I believe, that the Black-Faced Ibises feel this way, too.  Misplaced and resentful.  Chile is not the warm Nile delta, they’re not worshiped here, there are no pyramids, and they are pissed.


When I looked them up, some birder described them as “highly sociable.”  I guess you could say, that Charles Manson liked to have people all around him, too.  Ibises are also intensely territorial.  One night, I woke up to find two of them fighting to the death on the rooftop across from my window.  The larger one, in a “highly sociable” way, snapped the neck of the other, and then slammed its body again and again on the roof, to make sure it was dead.

These birds are just plain creepy, and their ominous, mournful song really does sound like a creepy dirge.

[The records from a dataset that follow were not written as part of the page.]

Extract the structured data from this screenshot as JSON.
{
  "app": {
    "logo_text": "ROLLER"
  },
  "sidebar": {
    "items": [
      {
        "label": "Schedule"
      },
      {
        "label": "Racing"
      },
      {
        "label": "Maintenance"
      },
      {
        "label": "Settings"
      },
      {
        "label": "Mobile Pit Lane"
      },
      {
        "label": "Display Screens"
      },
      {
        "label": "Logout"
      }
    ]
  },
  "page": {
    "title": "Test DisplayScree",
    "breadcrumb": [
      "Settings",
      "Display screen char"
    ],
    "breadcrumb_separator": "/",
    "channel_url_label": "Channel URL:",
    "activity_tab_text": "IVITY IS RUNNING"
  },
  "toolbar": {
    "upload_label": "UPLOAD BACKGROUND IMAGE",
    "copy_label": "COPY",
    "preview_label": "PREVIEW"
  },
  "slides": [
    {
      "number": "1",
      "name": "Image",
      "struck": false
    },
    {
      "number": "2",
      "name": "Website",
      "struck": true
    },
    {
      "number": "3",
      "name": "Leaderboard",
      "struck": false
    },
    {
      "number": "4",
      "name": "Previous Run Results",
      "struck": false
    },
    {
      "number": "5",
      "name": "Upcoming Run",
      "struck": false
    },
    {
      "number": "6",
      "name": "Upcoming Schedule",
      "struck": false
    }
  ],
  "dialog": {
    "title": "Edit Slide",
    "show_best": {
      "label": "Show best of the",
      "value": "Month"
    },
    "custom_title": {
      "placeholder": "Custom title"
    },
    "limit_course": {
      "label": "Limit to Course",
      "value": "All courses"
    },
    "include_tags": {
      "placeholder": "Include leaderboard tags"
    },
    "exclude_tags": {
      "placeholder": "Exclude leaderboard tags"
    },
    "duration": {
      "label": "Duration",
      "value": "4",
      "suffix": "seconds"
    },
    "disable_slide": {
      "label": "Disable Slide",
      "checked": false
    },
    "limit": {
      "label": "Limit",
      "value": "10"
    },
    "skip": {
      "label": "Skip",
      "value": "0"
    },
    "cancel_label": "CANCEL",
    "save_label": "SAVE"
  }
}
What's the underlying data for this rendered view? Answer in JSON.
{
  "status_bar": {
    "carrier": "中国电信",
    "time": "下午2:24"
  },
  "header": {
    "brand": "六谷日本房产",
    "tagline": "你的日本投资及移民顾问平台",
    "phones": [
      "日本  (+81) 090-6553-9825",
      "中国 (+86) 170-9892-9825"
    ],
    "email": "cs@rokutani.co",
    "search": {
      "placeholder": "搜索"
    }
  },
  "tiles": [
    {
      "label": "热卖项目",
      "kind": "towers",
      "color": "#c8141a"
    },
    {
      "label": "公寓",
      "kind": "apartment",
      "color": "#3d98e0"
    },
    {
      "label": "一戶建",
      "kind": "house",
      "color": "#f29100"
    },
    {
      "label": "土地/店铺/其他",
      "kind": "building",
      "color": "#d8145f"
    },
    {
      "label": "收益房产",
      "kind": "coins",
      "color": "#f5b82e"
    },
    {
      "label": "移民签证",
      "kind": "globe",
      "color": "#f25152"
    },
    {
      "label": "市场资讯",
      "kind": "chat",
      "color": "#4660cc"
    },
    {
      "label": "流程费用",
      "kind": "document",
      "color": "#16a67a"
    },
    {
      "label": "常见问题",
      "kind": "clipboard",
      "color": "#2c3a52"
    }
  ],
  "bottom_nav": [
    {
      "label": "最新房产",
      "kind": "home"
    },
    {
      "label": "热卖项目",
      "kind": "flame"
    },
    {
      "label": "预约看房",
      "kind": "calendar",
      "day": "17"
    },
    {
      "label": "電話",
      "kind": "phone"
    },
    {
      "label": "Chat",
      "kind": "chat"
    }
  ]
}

They stare at me.  Even during storms, when it sounds like the winds of Satan are blowing my roof off, and all other birds have vanished, the ibises sit on my window ledge and stare at me, as if watching for me to die so they can come and peck out my eyes. The dogs howl, the winds try to cave in the small weak hostel, and the creepy birds start their eerie dirge.

So this is the kind of crap that haunts the nights around here.  And this is why I come to school exhausted.


I wrote this as my first diary entry from Pucón, and re-reading it, it sounds a bit…overwrought?  feverish?  As it turned out, I wasn’t just feeling creeped-out, I actually was feverish, and having a flare-up of a medical problem.  So I took the bus down to Valdivia, where there’s a hospital, had some tests, pills, antibiotics, etc. and feel a lot better now.  And spring is on the way.

Feeling much more like myself, but sticking to the story, sorry, at night, this is still the noisiest Halloween-kind-of-place I’ve ever been.

Love my school, the students, the teachers, the stray dogs, the Andes, and my host family.  And man, all God’s creatures got a place in the choir, and no doubt I’m invoking the wrath of Thoth, the Audubon Society, and the Ghost of Roger Tory Peterson, but I don’t care, I still hate these wretched Black-Faced Ibises.

When I cannot sleep, I send emails to KFC, praising the bird’s flavor and low fat content, hoping they’ll take the hint.

In a museum in Holland, there’s an ancient papyrus, listing all the calamities that finished off Egypt’s Old Kingdom (long before Moses) and one of the curses?  “Men behaving as wild ibises.”

And at Saqqara, in Egypt, they say they’ve found a million and a half of them, mummified.  The historians think this has deep religious significance.

Personally, I think they just got on everybody’s nerves.

And I also think ol’ Pharaoh had the right idea.  Wrap ’em up tight & stick ’em in a sand dune.

Over and out, from me and the Weird Birds of Doom, here at Night on Bald Mountain, Chile.